TTQ – What is your opinion on the current state of poetry in Canada and do you think poetry is going through a kind of resurgence right now or are most in the literary world apathetic when it comes to poetry?
Ali Riley – I live in such isolation these days that I feel like I can’t even comment on the state of poetry in Canada, though there sure seems to be a lot of bickering, at least online. Nobody’s apathetic in those comment sections!
TTQ – What was your favourite poetry book that you have read in 2012 and why?

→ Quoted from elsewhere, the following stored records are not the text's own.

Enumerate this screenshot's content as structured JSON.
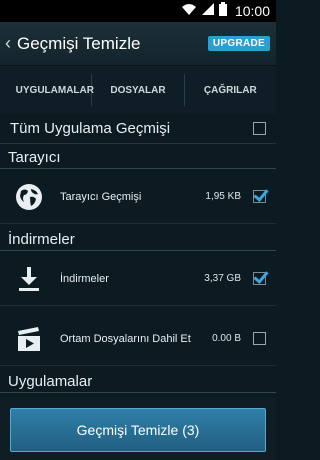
{
  "status_bar": {
    "time": "10:00",
    "icons": [
      "wifi-icon",
      "signal-icon",
      "battery-icon"
    ]
  },
  "action_bar": {
    "title": "Geçmişi Temizle",
    "upgrade_label": "UPGRADE"
  },
  "tabs": [
    {
      "label": "UYGULAMALAR"
    },
    {
      "label": "DOSYALAR"
    },
    {
      "label": "ÇAĞRILAR"
    }
  ],
  "all_history": {
    "label": "Tüm Uygulama Geçmişi",
    "checked": false
  },
  "sections": {
    "browser": {
      "title": "Tarayıcı",
      "item": {
        "name": "Tarayıcı Geçmişi",
        "size": "1,95 KB",
        "checked": true,
        "icon": "globe-icon"
      }
    },
    "downloads": {
      "title": "İndirmeler",
      "items": [
        {
          "name": "İndirmeler",
          "size": "3,37 GB",
          "checked": true,
          "icon": "download-icon"
        },
        {
          "name": "Ortam Dosyalarını Dahil Et",
          "size": "0.00 B",
          "checked": false,
          "icon": "media-clapper-icon"
        }
      ]
    },
    "apps": {
      "title": "Uygulamalar"
    }
  },
  "clear_button": {
    "label": "Geçmişi Temizle (3)"
  },
  "colors": {
    "accent": "#2a9fd0",
    "background": "#0c1a22",
    "button": "#2f7fa8"
  }
}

Ali Riley – One thing I read while writing 33 Million Solitudes that inspired me was Gabriel Dumont in Paris, by Jordan Zinovich. It’s a fantastic piece of assemblage. It didn’t come out in 2012, but I loved Eileen Myles’ Inferno: A Poet’s Novel. It was such an audacious approach to autobiography. Her book of essays The Importance of Being Iceland I also enjoyed. I’m reading more essays these days than poetry. Right now I’m reading The Real Real Thing: The Model in the Mirror of Art by Wendy Steiner. It relates to something I’m working on right now.

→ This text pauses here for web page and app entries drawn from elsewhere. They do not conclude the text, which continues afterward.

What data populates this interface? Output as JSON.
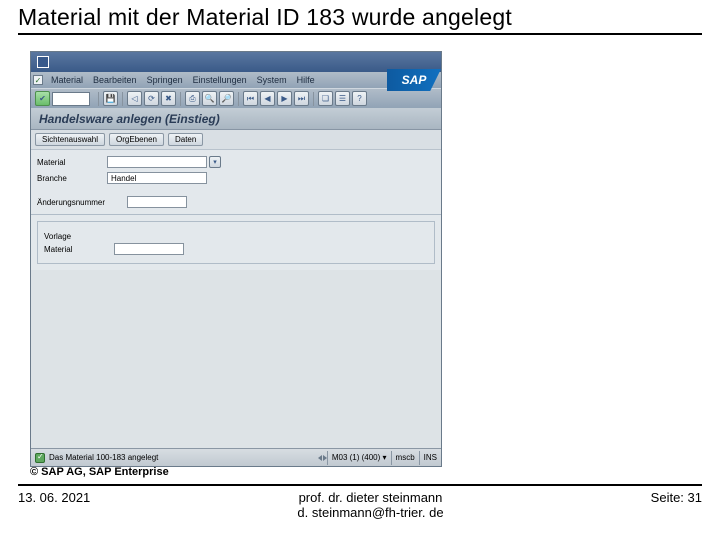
{
  "slide": {
    "title": "Material mit der Material ID 183 wurde angelegt",
    "copyright": "© SAP AG, SAP Enterprise",
    "date": "13. 06. 2021",
    "author_line1": "prof. dr. dieter steinmann",
    "author_line2": "d. steinmann@fh-trier. de",
    "page_label": "Seite: 31"
  },
  "window": {
    "titlebar": "",
    "menu": [
      "Material",
      "Bearbeiten",
      "Springen",
      "Einstellungen",
      "System",
      "Hilfe"
    ],
    "sap_logo": "SAP",
    "subtitle": "Handelsware anlegen (Einstieg)",
    "button_row": [
      "Sichtenauswahl",
      "OrgEbenen",
      "Daten"
    ],
    "form": {
      "material_label": "Material",
      "material_value": "",
      "branche_label": "Branche",
      "branche_value": "Handel",
      "aenderung_label": "Änderungsnummer",
      "aenderung_value": "",
      "vorlage_label": "Vorlage",
      "vorlage_material_label": "Material",
      "vorlage_material_value": ""
    },
    "status": {
      "message": "Das Material 100-183 angelegt",
      "session": "M03 (1) (400) ▾",
      "server": "mscb",
      "mode": "INS"
    }
  }
}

TTQ – Tell us about some of the plays you have written in the past and are most proud of. Will you be writing and producing more plays in the future?
Ali Riley – I think the plays I like the best are my Marquis de Sade Trilogy. I adapted Philosophy in the Bedroom for the Summerworks Festival one year, juxtaposing the characters in the original text with some 70’s teenagers dropping acid in a rec room. That piece started me on a trajectory that took me into some very unexpected and dark places. The second play in the series was Hole in My Heart the Size of My Heart and it was about a kind of Cindy Sherman type photographer that liked to take pictures of herself as a murder victim. This was in the mid-90s, the so-called “mayhem culture” was huge and serial killers were like Elvis, in terms of the ironic appreciation some people had. I wanted to comment on that. The photographer character visits a famous killer in prison and it becomes a kind of purging and epiphany for her. Greg Kramer played the Marquis de Sade as a ghostly commentator, gleefully rubbing his hands at what he sees as his children.

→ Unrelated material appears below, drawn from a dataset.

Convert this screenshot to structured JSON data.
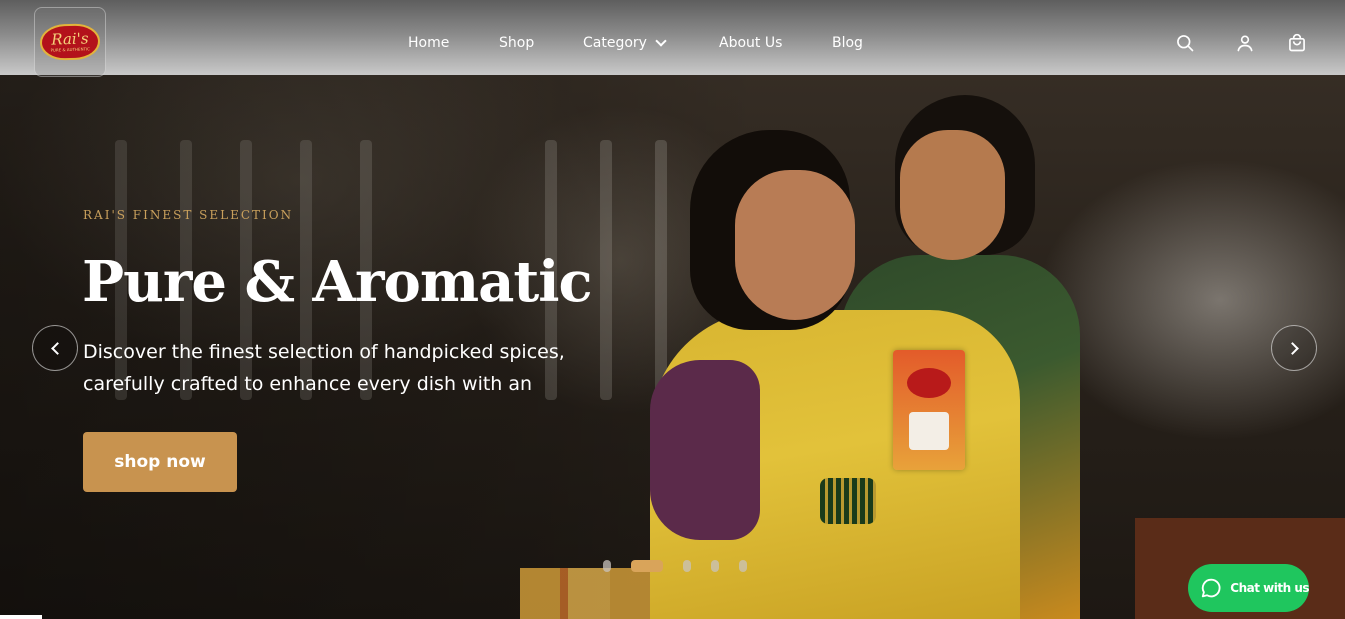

The final play was Schadenfreude Funhaus and in retrospect I have to say it was more of an installation than a play. I was so steeped in my own ideas about the subject at that point that no-one knew what I was talking about. The Toronto Star said that the meaning of the play was kept from the audience as if by an armed guard at Queen’s Park, or something like that. But Kate Taylor conceded that I had a poetic soul.
TTQ – What are the biggest differences between songwriting and writing poetry, and are you still playing music in a band?
Ali Riley – For me there’s not a huge difference between the two, except that songwriting is easier because you can push a so-so lyric over if you have a great tune. I recorded a song a couple of years ago, so at this rate I’ll have a CD by the 2020’s.
I seriously would love to play music again, though. I think I should get myself an autoharp. They seem to be the new ukulele.
TTQ – What’s next for Ali Riley?
Ali Riley – I am happy to be alive. I had a serious accident in June that put me in the hospital for two months. I am still off work and doing physiotherapy. The experience of going from being perfectly healthy to suddenly being a heavy consumer within the healthcare system is something I am still processing and sifting through.
It’s ironic because I was already writing a lot about the body. I’m in the early stages of working on a performance piece called, 7/8 Lifesize. It’s about the artist, the muse, self-invention, growing up in 70’s look-at-your-cervix-in-the-mirror feminism, and little girls as the ultimate drag queens.
Ali Riley reads from 33 Million Solitudes at the launch party at the Auburn Saloon on April 18, 2012 in Calgary, AB as part of the Calgary Spoken Word Festival.